Miniaturization of electronics over the years has resulted in a small two-piece device used in cochlear implants. One, consisting of a receiver and stimulator, is implanted under the skin behind the ear. The other is made up of a microphone, a sound processor and a transmitter that is placed externally over the receiver, held in place magnetically. In the case of young children, the sound processor may be worn in a hip pack or harness. No wires connect the two parts, reducing the risk of infection and damage to the device.
To create sound, the microphone picks up and amplifies noises that the sound processor then filters, giving priority to audible speech. The processor sends electrical signals to the transmitter, which in turn sends the processed sound signals to the internal receiver electromagnetically.
The receiver and stimulator convert the signals into electric impulses, which are sent to an array of up to 24 electrodes. They, in turn, send the impulses to the hair cells and into the brain via the auditory nerve. The two dozen electrodes must fill in for the 16,000 hair cells normally used for hearing.
Efforts are under way to improve the technology. Last week, the F.D.A. approved a system with 120 inputs that is said to enhance the ability to hear music and to improve hearing in noisy environments. It is called the Harmony Hi Resolution Bionic Ear System, developed by Boston Scientific Corporation.
A Two-Stage Installation
A cochlear implant is installed in two stages. The first involves surgically implanting the internal component into the cochlea, which permanently destroys any residual hearing the person may have in that ear. Though some doctors recommend implanting only one ear, bilateral implants typically result in better hearing. The main drawback of a double implant is the cost.
About four to six weeks later, after complete healing of the implant area, the second external part of the device is installed. This is accompanied by a lot of fine tuning to adjust the signals as well as many months and even years of audiological training and, for those who do not already speak intelligibly, speech therapy.
Without intensive therapy and periodic adjustments of the device, obtaining a cochlear implant is all but useless. An unequivocal commitment to a rehabilitation program — which, in the case of young children, necessarily involves a commitment of the parents — is essential to success.
But even with such a commitment, people who have been profoundly deaf for many years may have a harder time learning to interpret speech through cochlear implants because the part of the brain normally used for hearing can, over the years, become diverted to serve other functions.
Children born deaf who receive cochlear implants before age 2 generally do better
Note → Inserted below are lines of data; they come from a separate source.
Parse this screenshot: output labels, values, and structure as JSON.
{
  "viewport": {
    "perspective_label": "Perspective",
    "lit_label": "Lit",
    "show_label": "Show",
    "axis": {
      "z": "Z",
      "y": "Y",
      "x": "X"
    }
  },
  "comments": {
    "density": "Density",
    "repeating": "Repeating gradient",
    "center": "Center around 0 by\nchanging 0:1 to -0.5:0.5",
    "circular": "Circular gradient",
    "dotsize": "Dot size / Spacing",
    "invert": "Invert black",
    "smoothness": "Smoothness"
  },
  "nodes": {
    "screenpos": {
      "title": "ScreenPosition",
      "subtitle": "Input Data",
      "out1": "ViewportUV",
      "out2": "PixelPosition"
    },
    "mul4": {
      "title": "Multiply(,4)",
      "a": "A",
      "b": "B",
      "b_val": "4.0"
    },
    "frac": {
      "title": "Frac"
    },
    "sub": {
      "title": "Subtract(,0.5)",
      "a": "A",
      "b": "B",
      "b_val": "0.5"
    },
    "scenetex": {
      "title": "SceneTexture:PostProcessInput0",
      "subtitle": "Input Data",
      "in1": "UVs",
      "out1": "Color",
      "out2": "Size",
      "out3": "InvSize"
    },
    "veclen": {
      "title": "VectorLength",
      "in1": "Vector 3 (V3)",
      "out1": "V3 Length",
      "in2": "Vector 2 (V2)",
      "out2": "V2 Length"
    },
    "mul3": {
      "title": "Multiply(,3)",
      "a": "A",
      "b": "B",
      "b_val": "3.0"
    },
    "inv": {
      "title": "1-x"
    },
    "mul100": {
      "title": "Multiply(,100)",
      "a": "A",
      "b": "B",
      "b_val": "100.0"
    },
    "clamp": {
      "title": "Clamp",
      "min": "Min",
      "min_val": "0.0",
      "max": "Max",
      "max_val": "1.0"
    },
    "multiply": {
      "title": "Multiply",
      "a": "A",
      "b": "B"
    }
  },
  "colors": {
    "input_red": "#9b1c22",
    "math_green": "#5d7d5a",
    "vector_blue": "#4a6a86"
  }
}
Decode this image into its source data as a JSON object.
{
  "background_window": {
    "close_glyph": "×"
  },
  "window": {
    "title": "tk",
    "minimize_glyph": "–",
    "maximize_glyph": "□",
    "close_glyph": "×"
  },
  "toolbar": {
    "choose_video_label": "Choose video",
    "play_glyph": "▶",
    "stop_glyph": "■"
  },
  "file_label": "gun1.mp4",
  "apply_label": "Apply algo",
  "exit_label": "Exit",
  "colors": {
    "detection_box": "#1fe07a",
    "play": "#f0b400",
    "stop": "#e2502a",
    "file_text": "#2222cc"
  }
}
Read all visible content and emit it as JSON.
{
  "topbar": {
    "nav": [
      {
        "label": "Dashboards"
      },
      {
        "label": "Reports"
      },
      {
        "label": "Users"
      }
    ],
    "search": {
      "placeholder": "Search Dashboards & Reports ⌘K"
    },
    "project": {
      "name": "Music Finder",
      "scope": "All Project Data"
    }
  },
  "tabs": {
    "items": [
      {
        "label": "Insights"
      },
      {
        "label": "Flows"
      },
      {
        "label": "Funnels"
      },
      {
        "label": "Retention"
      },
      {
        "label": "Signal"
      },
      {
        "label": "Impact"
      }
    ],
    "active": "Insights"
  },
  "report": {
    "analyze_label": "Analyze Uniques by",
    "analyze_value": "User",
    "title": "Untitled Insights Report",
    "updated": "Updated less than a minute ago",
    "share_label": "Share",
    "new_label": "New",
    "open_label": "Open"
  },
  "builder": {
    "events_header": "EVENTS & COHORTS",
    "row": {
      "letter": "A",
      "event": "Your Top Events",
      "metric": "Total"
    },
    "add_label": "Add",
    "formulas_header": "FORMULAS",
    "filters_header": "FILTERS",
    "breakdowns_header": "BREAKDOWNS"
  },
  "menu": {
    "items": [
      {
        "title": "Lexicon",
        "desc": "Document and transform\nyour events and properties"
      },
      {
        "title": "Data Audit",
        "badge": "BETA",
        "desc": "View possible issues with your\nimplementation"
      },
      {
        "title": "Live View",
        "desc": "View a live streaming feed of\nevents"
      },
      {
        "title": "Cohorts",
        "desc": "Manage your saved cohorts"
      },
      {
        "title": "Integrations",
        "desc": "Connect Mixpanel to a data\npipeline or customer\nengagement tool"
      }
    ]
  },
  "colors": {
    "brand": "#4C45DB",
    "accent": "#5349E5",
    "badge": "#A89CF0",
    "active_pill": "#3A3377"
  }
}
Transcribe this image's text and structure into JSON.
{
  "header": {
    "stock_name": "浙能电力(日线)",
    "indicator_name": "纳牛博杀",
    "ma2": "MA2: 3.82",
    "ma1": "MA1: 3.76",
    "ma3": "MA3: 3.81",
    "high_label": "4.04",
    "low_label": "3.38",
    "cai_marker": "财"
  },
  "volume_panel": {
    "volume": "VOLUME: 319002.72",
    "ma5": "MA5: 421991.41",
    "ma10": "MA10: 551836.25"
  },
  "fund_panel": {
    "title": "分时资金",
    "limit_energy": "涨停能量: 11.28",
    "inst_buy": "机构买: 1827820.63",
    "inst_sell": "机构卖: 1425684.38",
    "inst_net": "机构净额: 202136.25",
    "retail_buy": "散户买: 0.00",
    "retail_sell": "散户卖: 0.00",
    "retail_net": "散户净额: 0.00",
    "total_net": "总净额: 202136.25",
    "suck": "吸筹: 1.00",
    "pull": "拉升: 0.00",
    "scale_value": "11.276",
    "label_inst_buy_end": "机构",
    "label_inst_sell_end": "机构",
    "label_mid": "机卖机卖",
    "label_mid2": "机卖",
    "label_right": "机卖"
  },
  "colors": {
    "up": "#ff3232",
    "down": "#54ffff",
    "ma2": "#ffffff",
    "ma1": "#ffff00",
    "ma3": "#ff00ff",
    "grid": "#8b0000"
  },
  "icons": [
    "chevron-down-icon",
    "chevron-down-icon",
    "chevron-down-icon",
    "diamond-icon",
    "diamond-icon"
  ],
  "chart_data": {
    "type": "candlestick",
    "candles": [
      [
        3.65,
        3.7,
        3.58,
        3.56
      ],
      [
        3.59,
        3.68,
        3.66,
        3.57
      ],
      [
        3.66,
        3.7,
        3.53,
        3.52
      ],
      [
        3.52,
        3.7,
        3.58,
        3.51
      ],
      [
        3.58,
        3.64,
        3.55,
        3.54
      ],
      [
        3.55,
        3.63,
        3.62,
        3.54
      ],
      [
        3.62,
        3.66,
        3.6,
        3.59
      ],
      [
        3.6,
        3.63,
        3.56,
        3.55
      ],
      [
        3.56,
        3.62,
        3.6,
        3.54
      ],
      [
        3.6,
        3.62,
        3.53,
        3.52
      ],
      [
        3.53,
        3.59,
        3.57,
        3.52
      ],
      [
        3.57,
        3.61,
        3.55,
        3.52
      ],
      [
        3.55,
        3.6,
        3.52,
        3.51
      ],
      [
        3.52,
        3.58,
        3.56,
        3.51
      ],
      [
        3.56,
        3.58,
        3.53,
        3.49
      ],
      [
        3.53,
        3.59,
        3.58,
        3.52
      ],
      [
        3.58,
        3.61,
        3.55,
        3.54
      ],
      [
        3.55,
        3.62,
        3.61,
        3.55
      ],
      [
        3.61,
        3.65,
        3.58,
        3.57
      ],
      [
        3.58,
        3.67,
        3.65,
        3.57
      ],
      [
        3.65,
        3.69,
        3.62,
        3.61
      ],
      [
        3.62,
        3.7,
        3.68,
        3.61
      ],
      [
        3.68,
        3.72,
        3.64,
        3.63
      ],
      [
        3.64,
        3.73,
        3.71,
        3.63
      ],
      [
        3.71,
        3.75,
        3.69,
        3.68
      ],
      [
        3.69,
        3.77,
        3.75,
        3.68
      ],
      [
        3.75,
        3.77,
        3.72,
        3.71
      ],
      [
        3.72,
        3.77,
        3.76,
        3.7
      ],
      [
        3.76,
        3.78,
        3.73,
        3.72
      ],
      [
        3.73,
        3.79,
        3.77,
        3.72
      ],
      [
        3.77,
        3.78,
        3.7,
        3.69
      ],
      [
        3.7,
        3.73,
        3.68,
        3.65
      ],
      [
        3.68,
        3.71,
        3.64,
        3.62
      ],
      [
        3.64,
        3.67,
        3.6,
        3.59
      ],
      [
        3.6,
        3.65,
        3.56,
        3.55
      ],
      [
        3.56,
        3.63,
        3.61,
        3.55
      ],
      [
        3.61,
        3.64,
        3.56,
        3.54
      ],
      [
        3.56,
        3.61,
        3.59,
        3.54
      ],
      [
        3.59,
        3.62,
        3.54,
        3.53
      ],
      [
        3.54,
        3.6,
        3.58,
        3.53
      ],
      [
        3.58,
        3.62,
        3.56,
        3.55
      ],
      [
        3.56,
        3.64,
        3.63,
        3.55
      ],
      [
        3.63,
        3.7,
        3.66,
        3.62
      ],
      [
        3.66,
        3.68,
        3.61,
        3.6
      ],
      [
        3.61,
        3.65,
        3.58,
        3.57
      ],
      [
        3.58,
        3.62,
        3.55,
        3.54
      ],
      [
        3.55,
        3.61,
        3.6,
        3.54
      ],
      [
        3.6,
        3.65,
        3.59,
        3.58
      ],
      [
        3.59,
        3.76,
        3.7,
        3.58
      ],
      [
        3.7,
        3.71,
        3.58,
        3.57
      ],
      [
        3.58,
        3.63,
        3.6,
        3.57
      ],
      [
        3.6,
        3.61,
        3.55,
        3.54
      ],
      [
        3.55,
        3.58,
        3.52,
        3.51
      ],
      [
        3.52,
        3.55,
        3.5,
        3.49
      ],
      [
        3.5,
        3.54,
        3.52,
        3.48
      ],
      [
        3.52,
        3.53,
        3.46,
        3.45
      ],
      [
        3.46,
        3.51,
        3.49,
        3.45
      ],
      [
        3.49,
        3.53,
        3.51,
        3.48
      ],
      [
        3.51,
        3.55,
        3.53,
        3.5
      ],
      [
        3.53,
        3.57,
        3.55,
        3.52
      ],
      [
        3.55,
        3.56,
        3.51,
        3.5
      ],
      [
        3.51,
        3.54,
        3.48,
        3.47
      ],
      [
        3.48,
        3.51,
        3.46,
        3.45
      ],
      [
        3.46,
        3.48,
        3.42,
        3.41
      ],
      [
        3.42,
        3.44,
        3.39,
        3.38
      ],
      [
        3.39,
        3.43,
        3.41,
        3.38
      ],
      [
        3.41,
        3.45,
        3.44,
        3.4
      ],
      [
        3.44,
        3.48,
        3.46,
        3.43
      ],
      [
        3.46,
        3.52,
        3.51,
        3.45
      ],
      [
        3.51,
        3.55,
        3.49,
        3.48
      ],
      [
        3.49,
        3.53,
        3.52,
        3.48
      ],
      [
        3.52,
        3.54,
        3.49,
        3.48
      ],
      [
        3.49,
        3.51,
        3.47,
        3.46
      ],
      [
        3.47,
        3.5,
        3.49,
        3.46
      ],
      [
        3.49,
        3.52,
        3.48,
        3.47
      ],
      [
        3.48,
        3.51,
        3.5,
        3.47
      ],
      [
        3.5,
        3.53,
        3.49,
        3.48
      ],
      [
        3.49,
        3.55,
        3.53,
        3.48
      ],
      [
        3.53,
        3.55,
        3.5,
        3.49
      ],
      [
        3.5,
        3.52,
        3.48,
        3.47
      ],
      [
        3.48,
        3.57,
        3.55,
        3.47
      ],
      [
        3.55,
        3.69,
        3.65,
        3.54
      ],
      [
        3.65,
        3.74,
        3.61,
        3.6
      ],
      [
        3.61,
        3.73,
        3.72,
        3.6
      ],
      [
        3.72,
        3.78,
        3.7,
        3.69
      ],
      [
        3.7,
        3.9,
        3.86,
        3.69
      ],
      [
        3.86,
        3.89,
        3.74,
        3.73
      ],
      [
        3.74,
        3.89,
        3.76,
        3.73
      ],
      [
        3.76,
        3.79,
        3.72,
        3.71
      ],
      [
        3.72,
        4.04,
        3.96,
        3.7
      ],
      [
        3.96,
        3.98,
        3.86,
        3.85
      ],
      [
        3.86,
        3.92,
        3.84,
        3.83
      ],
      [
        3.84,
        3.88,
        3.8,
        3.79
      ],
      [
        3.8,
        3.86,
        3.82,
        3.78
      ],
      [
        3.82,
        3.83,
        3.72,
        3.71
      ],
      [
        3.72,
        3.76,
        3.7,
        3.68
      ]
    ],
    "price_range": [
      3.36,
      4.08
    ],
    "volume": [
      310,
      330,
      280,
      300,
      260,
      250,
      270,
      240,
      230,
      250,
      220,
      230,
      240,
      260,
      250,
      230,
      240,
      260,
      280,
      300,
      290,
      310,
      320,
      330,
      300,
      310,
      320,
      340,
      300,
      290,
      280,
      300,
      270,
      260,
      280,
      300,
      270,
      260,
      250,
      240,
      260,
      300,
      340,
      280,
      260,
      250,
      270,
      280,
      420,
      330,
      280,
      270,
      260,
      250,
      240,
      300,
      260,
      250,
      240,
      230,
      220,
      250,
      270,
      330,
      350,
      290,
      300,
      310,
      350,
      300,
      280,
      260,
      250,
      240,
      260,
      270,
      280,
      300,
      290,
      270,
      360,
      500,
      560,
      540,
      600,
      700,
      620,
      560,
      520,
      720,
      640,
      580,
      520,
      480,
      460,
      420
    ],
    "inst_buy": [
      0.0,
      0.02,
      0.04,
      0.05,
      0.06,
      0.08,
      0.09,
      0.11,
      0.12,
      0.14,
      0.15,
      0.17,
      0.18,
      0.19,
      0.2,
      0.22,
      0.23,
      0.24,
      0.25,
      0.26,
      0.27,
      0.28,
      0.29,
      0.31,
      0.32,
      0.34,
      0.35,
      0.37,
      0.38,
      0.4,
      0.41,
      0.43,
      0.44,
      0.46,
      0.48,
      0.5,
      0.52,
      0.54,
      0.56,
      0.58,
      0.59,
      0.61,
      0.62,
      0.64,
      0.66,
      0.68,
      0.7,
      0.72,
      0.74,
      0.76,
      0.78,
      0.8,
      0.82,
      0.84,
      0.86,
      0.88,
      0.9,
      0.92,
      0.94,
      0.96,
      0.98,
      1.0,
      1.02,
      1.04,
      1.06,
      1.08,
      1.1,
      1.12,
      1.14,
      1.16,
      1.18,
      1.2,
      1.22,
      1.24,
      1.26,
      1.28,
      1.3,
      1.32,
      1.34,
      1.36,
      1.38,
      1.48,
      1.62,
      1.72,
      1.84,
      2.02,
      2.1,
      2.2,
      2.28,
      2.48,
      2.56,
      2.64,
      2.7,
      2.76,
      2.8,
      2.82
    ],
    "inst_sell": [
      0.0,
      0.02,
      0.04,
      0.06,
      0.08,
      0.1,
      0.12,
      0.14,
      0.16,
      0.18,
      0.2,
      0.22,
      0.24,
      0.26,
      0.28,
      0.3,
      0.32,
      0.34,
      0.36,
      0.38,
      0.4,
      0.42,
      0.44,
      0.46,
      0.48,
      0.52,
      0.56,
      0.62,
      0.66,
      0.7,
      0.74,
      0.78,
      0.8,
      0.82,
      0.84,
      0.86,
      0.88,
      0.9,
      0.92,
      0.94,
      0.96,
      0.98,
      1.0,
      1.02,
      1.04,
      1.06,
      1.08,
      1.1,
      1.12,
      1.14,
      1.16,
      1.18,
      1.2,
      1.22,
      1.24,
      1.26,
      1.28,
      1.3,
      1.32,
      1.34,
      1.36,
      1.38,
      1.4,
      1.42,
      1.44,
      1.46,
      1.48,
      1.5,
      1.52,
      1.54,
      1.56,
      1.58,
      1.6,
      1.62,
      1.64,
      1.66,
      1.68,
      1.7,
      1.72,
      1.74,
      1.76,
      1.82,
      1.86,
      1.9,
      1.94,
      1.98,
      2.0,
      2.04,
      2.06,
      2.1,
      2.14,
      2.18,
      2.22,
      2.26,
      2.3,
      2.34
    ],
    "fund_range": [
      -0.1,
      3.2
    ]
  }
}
with spoken language than those who receive implants at a later age, though the window of opportunity for processing auditory signals in the brain does not close until adolescence. The sound transmitted through a cochlear implant has a robotic quality, but over time and with electrode adjustments, the sound of speech more closely resembles the human voice. and the doorbell, chirping of birds, and other noises sound pretty much as they do to people with normal hearing, Dr. Leonetti says.